[Dataset items]
────────────────────────────────────────

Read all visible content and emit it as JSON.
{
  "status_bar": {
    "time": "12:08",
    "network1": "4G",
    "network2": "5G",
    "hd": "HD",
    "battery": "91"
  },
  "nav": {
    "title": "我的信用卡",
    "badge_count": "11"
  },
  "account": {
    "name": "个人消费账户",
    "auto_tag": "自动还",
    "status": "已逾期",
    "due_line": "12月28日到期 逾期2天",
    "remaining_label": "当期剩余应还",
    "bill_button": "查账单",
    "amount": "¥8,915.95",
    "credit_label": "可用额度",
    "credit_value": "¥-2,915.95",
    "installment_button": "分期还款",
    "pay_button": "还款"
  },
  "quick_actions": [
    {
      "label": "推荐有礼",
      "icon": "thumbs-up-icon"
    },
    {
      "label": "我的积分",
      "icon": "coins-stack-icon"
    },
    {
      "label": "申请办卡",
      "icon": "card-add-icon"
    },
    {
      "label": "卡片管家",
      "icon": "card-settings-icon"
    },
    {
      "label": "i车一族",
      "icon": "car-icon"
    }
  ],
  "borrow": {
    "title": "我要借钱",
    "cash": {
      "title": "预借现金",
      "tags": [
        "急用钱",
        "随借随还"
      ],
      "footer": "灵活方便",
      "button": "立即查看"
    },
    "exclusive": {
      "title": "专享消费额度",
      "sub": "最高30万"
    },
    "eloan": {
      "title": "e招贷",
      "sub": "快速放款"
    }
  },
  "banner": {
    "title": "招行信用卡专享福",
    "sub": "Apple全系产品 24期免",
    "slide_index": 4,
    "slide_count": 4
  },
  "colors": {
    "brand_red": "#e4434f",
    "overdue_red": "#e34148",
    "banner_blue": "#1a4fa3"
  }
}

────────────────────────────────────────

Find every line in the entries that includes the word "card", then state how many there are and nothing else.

2